The U.S. Probation Office prepared a presentence investigation report (PSR) in advance of Petitioner’s sentencing hearing. The probation officer calculated a total offense level of 29 and a criminal history category III, yielding a Guidelines range of 108 to 135-months’ imprisonment, however because the statutory minimum term was 120-months, the Guidelines range increased to 120 to 135 months in prison. See U.S. Sentencing Guidelines Manual (USSG) § 5G1.1(c)(2) (2010). (Id., Doc. 166: PSR ¶ 101). After reviewing the PSR with his attorney, Petitioner appeared with counsel for his sentencing hearing and he was sentenced to a term of 120-months’ imprisonment and he did not appeal. (Id., Doc. No. 173: Judgment in a Criminal Case). This § 2255 proceeding follows and Petitioner’s claims will be discussed below.

II. STANDARD OF REVIEW

Pursuant to Rule 4(b) of the Rules Governing Section 2255 Proceedings, sentencing courts are directed to examine motions to vacate, along with “any attached exhibits and the record of prior proceedings” in order to determine whether a petitioner is entitled to any relief. The Court has considered the record in this matter and applicable authority and concludes that this matter can be resolved without an evidentiary hearing. See Raines v. United States, 423 F.2d 526, 529 (4th Cir. 1970).

III. DISCUSSION

Petitioner raises two claims for relief in his § 2255 motion. First, Petitioner argues that that this Court violated his Fifth and Sixth Amendment rights by erroneously ruling that Petitioner did not qualify for a safety valve reduction under 18 U.S.C. § 3553(f) and USSG § 5C1.2. Secondly, Petitioner argues that he received ineffective assistance of counsel because his attorney failed to object to the use of two criminal history points that were assessed based on the probation officer’s finding that Petitioner was on state probation at the time he committed the offense that was charged in Count One of his federal indictment. (5:11-cv-153, Doc. No. 1: Section 2255 motion).
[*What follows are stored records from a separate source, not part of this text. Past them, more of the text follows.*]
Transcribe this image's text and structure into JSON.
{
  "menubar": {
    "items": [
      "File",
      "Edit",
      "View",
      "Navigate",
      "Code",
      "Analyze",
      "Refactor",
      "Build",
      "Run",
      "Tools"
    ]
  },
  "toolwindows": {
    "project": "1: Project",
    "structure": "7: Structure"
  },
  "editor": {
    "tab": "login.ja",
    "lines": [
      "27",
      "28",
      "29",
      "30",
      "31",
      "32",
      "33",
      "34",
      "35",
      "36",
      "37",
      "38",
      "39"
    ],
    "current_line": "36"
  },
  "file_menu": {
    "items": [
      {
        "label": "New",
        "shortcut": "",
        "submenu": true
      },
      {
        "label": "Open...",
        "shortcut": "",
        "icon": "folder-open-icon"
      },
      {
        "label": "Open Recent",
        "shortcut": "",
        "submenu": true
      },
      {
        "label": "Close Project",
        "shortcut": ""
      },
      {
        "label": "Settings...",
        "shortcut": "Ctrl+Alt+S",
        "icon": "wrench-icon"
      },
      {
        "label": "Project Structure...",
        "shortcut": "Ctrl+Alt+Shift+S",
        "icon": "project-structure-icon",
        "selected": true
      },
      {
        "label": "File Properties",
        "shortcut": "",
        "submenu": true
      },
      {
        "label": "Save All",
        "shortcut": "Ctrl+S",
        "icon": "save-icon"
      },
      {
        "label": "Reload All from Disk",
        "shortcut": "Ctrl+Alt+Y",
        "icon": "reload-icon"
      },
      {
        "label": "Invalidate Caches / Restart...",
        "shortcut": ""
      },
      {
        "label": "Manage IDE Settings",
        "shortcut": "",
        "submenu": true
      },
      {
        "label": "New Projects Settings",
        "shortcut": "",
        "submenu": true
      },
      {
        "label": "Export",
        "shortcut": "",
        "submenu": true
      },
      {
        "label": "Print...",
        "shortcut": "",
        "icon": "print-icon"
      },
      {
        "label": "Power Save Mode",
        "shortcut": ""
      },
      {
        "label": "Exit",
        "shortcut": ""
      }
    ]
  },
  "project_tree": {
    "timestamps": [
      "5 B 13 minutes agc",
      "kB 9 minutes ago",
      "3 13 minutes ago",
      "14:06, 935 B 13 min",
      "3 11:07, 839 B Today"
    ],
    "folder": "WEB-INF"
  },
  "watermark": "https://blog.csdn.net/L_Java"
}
A. First Claim (Safety Valve)

The Respondent argues that Petitioner waived his right to present his first claim based on the express terms of his plea agreement. Specifically, Respondent argues that Petitioner’s challenge to this Court’s decision on whether to grant a safety valve reduction is expressly prohibited by Petitioner’s agreement to waive his right to contest his sentence, except on claims of prosecutorial misconduct and/or ineffective assistance of counsel. (Id., Doc. No. 7: Government’s Response at 4).[1]

A defendant may waive his right to contest his sentence in a collateral proceeding if the decision to waive his rights is knowingly and voluntarily made. See United States Lemaster, 403 F.3d 216, 220 (4th Cir. 2005) (“[A] criminal defendant may waive his right to attack his conviction and sentence collaterally, so long as the waiver is knowing and voluntary.”).

In his memorandum in support of his § 2255 motion, Petitioner plainly states that he “does not challenge the [validity] of his appeal waiver, rather it’s [sic] scope.” (Id., Doc. No. 1-1 at 4). Importantly, Petitioner concedes that he validly waived his right to contest his sentence, but he nevertheless disagrees that the challenge to the ...


Buy This Entire Record For $7.95

Download the entire decision to receive the complete text, official citation,
docket number, dissents and concurrences, and footnotes for this case.

Learn more about what you receive with purchase of this case.